═══ Data for this task

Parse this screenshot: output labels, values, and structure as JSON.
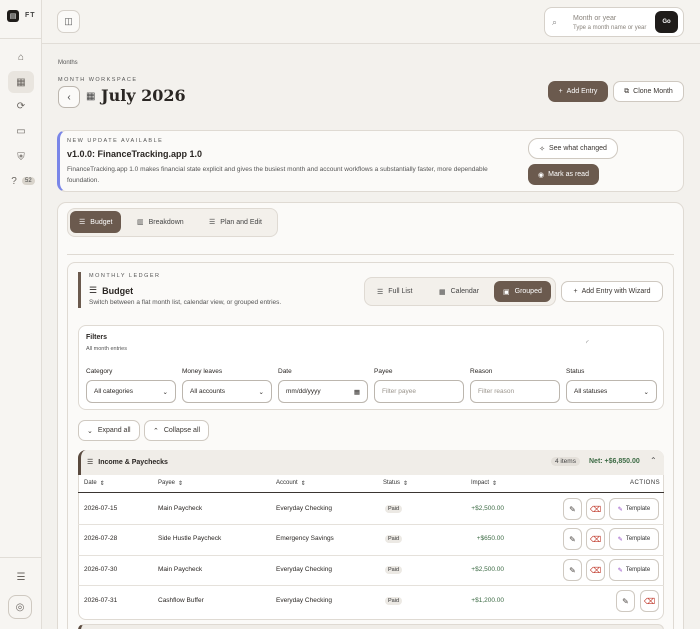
{
  "app": {
    "logo_text": "FT"
  },
  "sidebar": {
    "items": [
      {
        "name": "home",
        "icon": "home-icon"
      },
      {
        "name": "months",
        "icon": "calendar-icon",
        "active": true
      },
      {
        "name": "sync",
        "icon": "refresh-icon"
      },
      {
        "name": "accounts",
        "icon": "card-icon"
      },
      {
        "name": "security",
        "icon": "shield-icon"
      },
      {
        "name": "help",
        "icon": "help-icon",
        "badge": "52"
      }
    ]
  },
  "search": {
    "title": "Month or year",
    "placeholder": "Type a month name or year",
    "go": "Go"
  },
  "header": {
    "breadcrumb": "Months",
    "workspace_label": "MONTH WORKSPACE",
    "title": "July 2026",
    "add_entry": "Add Entry",
    "clone_month": "Clone Month"
  },
  "update": {
    "label": "NEW UPDATE AVAILABLE",
    "title": "v1.0.0: FinanceTracking.app 1.0",
    "body": "FinanceTracking.app 1.0 makes financial state explicit and gives the busiest month and account workflows a substantially faster, more dependable foundation.",
    "see_changed": "See what changed",
    "mark_read": "Mark as read"
  },
  "tabs": [
    {
      "label": "Budget",
      "active": true
    },
    {
      "label": "Breakdown"
    },
    {
      "label": "Plan and Edit"
    }
  ],
  "ledger": {
    "label": "MONTHLY LEDGER",
    "title": "Budget",
    "subtitle": "Switch between a flat month list, calendar view, or grouped entries.",
    "views": [
      {
        "label": "Full List"
      },
      {
        "label": "Calendar"
      },
      {
        "label": "Grouped",
        "active": true
      }
    ],
    "wizard": "Add Entry with Wizard"
  },
  "filters": {
    "title": "Filters",
    "subtitle": "All month entries",
    "fields": [
      {
        "label": "Category",
        "value": "All categories",
        "type": "select"
      },
      {
        "label": "Money leaves",
        "value": "All accounts",
        "type": "select"
      },
      {
        "label": "Date",
        "value": "mm/dd/yyyy",
        "type": "date"
      },
      {
        "label": "Payee",
        "placeholder": "Filter payee",
        "type": "text"
      },
      {
        "label": "Reason",
        "placeholder": "Filter reason",
        "type": "text"
      },
      {
        "label": "Status",
        "value": "All statuses",
        "type": "select"
      }
    ]
  },
  "expand_all": "Expand all",
  "collapse_all": "Collapse all",
  "group": {
    "title": "Income & Paychecks",
    "count": "4 items",
    "net": "Net: +$6,850.00"
  },
  "columns": {
    "date": "Date",
    "payee": "Payee",
    "account": "Account",
    "status": "Status",
    "impact": "Impact",
    "actions": "ACTIONS"
  },
  "template_label": "Template",
  "rows": [
    {
      "date": "2026-07-15",
      "payee": "Main Paycheck",
      "account": "Everyday Checking",
      "status": "Paid",
      "impact": "+$2,500.00",
      "template": true
    },
    {
      "date": "2026-07-28",
      "payee": "Side Hustle Paycheck",
      "account": "Emergency Savings",
      "status": "Paid",
      "impact": "+$650.00",
      "template": true
    },
    {
      "date": "2026-07-30",
      "payee": "Main Paycheck",
      "account": "Everyday Checking",
      "status": "Paid",
      "impact": "+$2,500.00",
      "template": true
    },
    {
      "date": "2026-07-31",
      "payee": "Cashflow Buffer",
      "account": "Everyday Checking",
      "status": "Paid",
      "impact": "+$1,200.00",
      "template": false
    }
  ],
  "colors": {
    "accent": "#6b5a4e",
    "positive": "#3d6b45",
    "update_border": "#7a86e8",
    "delete": "#c0392b",
    "template": "#8a3fc0"
  }
}
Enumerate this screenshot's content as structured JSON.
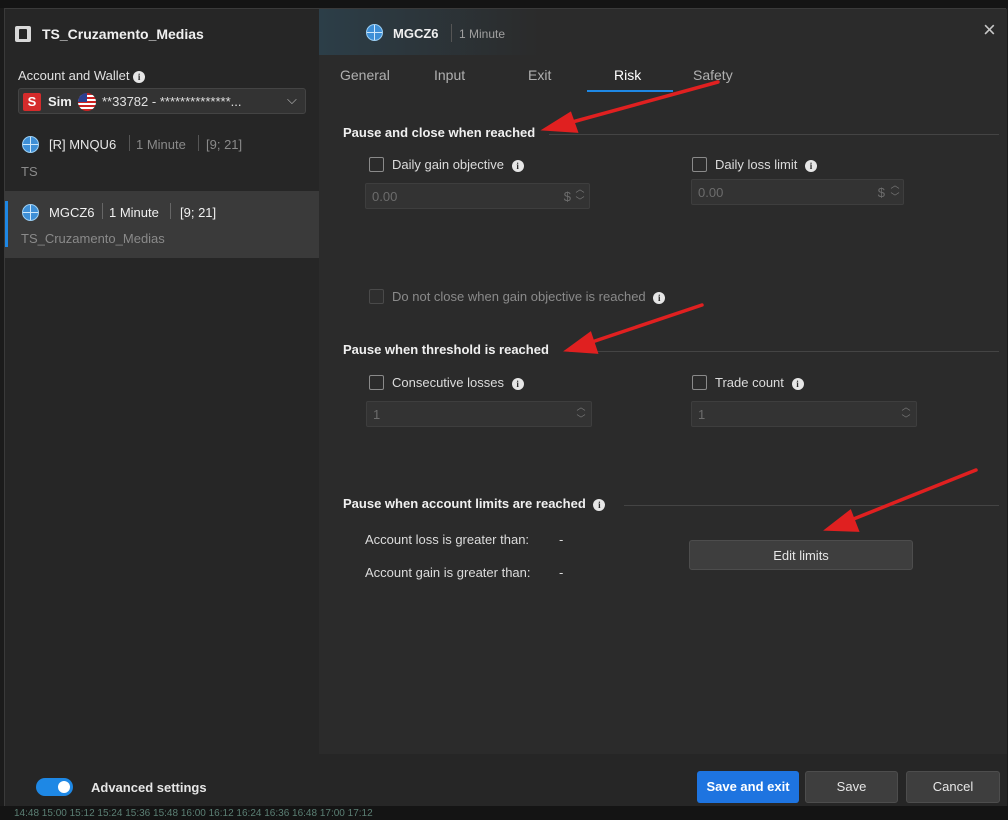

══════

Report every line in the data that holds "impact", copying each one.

Answer space:
    "impact": "Impact",
      "impact": "+$2,500.00",
      "impact": "+$650.00",
      "impact": "+$2,500.00",
      "impact": "+$1,200.00",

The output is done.